La. strix, strigis owl
La. forma form, shape,
La. bubo eagle-owl
Largest North American Owl, about two feet long with a four foot or greater wing
span. Barred with varying brown and gray tones mixed with white on its
John L. Ridgway
White throat patch. Ear tufts give the illusion of horns. Long curved talons.
Large intimidating yellow and black forward facing eyes are immovable requiring
it to turn its head so much it seems it might twist off.
Inhabits woodlands, scattered groves in
open ranges, deserts, canyons, farms, or even towns from the as far north as
there are trees in Alaska and Canada, and throughout North and Central America,
to the Straits of Magellan at the southern tip of South America.
Often claims other hawk, eagle, or crow nests, builds nests high in trees (as
high as 100 feet) of sticks, twigs, bark and feathers in cavities, or cliff
ledges which are normally abandoned after one brood season. Usually remains
within a few miles of its nest year around.
Lays two or three dull white eggs which hatch after about a month of
incubation and young remain in the nest for about another two months.
Its night vision, keen hearing, and swift
silent flight make dusk to dawn the ideal time to hunt totally unsuspecting
prey. Mostly rodents, small mammals, poultry, game birds and song birds, the
bones, fur and feathers of which adorn their nests and the ground below. Also
eats water foul, fish, even skunks, and sometimes makes the mistake of attacking
a porcupine. Great Horned Owls are so bold many are injured or killed attacking
You've may have seen flocks of crows, magpies, or noisy songbirds
chasing hawks or owls. Annoying mobs are the smaller species' only defense
against these predators. A hawk will usually fly while a Great Horned Owl will
often perch pretending to be indifferent until it finally has had enough.
Its observant appearance and success as a hunter give it a reputation of being
wise. Its deep eerie hoots give it a place in superstitious folklore, and its
blood curdling scream can only be fully appreciated when alone in a forest after
For the Great Horned Owl, the U.S. Fish and Wildlife Service recommends a square
platform 24 inches on each side (same as for the Red-tailed Hawk.) Mount
14' or higher on a sturdy post or structure on a forest edge or in a clearing
adjacent to the tree line.
The chances of attracting an owl to any
particular platform are probably slim.

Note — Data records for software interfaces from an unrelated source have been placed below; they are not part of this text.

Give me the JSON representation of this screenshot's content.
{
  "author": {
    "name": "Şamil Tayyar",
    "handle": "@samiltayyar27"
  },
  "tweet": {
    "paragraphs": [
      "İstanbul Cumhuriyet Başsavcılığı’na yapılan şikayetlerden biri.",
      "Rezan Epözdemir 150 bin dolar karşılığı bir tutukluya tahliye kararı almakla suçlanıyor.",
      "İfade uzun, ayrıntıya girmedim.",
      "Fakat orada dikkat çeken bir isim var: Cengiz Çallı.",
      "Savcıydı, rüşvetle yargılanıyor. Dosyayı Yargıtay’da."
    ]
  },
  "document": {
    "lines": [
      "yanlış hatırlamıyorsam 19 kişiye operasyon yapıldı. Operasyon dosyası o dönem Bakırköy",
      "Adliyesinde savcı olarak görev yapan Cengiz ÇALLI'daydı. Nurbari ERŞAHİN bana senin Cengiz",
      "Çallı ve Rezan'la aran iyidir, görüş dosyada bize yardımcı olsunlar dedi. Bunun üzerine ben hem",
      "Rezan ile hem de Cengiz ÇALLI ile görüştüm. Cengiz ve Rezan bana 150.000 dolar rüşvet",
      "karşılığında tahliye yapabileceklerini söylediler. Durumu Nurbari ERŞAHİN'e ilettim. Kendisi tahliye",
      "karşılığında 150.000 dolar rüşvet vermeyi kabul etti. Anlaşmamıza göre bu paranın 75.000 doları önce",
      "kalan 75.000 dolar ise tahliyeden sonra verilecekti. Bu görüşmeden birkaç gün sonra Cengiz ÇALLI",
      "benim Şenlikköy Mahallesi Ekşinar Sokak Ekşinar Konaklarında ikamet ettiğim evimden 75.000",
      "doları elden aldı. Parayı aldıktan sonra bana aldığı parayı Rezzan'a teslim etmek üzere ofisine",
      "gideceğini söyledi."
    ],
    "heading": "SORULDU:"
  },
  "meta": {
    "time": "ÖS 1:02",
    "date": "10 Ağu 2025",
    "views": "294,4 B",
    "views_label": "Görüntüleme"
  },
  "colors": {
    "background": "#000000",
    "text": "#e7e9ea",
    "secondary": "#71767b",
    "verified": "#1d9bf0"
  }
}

Maybe a properly positioned
platform in or next to an isolated grove, canyon, or desert somewhere might
attract a pair of young owls.
Considering how well the Great Horned Owl
has thrived, even in hard times when prey is scarce and other species are
struggling, it needs little assistance.
Still, you can fairly easily observe the
bird in its natural habitat, or from around a campfire, which they seem to be
attracted to, especially since they are almost everywhere.